By Bunny Terry, Guest Columnist
Once upon a time, long ago, I lived in Liberal, Kan., which, besides being an oxymoron, was tornado alley.
We spent the summer watching the skies, bottles of water in the basement with blankets, Coleman lanterns and matches that I checked weekly to be sure they were dry. We also spent an inordinate number of evenings in that particular basement because of threatening tornado clouds.
But now I live in Logan – a small, eclectic, eastern New Mexico town on the edge of civilization. But it’s been home since birth except for a 17-year sabbatical in Albuquerque and a couple of bad marriage towns (Liberal and elsewhere).
Logan isn’t very frequently in the news unless our high school basketball team makes it to the state championships or someone catches a record-breaking smallmouth bass at Ute Lake.
Nearly all 1,000 of us who live here permanently go about our lives pretty quietly, without fanfare, every day of the week. During the summer we either enjoy or tolerate the weekenders who come to the lake. I personally enjoy them.
But this past Friday afternoon, we had a tornado. Not the sort of thing that happens here every day. Not the sort of thing that’s actually ever happened here, unless you count a little waterspout that touched down a number of years ago and damaged exactly two homes out at the lake.
On Friday, March 23, without warning, the sky turned black and the winds began – up to 105 miles per hour according to the authorities.
I stood in my office and watched plywood fly through the air.
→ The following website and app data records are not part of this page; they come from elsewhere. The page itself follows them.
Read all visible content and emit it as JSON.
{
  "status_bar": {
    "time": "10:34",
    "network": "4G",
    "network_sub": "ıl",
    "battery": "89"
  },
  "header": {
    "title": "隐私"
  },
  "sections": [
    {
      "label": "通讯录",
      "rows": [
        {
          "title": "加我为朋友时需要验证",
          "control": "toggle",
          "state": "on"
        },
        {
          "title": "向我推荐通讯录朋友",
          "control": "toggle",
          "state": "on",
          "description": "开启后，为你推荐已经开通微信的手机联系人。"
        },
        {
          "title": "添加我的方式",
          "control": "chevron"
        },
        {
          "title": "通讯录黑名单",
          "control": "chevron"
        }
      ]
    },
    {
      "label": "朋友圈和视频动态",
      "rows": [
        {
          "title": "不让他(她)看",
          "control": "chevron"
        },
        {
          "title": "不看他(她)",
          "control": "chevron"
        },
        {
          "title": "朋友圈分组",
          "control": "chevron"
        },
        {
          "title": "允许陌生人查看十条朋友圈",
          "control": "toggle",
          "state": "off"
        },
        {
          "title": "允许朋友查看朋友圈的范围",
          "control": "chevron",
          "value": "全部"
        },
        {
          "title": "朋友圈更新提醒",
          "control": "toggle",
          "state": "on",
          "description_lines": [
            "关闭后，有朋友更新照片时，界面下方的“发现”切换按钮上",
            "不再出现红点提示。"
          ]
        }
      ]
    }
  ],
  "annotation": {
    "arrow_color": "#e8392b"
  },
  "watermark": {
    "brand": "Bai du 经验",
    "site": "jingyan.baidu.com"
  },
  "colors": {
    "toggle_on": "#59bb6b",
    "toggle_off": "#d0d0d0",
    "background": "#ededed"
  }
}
The plate glass door shattered in front of me. I tried to find a place where I felt safe, but there was no such thing. Luckily, my building only sustained the damage of a broken glass door. When the winds finally stopped, I burst into tears of relief. But only for a minute. Then I went outside in the quiet aftermath and gazed down the street at my neighbors, who were also standing outside, stunned.
Homes were destroyed, gone. Evidently, the tornado cut a three-mile swath through the middle of town. Who really knows?
We’ve driven around, awestruck at the magnitude of the destruction, homes scattered like match sticks. We’ve gathered trash from fence lines and ditches. We’ve packed belongings in a mobile home that will certainly be condemned today when the insurance adjuster arrives. We’ve fed strangers and friends alike up at the school with the New Mexico Baptist Association. We’ve dragged tree limbs across empty lots into piles to wait for a trash trailer. We’ve rallied around the village workers, offering to help in any way we can. We’ve greeted volunteer groups from Dalhart and Fort Sumner and Clovis, virtually everywhere within driving distance.
While I was in the ditch with my daughter and local friends, a couple from Canyon, Texas, drove up with a box of trash bags. “How about if we join you?” they asked, and of course we invited them. Like a party, but better.
A neighbor drove up with a trailer. “I’ll load all this trash and take it to the dump.” This from a guy I only see when I’m out running in the morning. Until Saturday afternoon, I didn’t even know his name. Now we will always greet each other as old pals.
The other day, while we were setting up lunch for the workers and the 35 displaced families, a handsome young man wandered over to the serving line and offered to help. “I’m from Albuquerque – I just flew into New Mexico last night, and saw the news. Put me to work.”
So, the point is that in the midst of ugliness, in the midst of hugging my friend whose house was destroyed with her in it, in the midst of dragging sopping wet fiberglass insulation from ditches, there have been shining moments, one on top of the other, or, for lack of a better term, fabulous helping humanity.
We have cried together and then we have marveled at the generosity of the human spirit. We have been disgusted with the news media (do they always have to butcher the truth so thoroughly?), but thrilled with strangers on the roof beside us. The front of our church was damaged, but the building was full Sunday morning. We were too grateful to stay home and sleep in.
It’s a good thing to have dodged a bullet, as Churchill said. There were no fatalities or serious injuries. Just a small town full of lots of helping hands and open hearts. As sappy as it sounds, it feels pretty amazing and magical. Like life.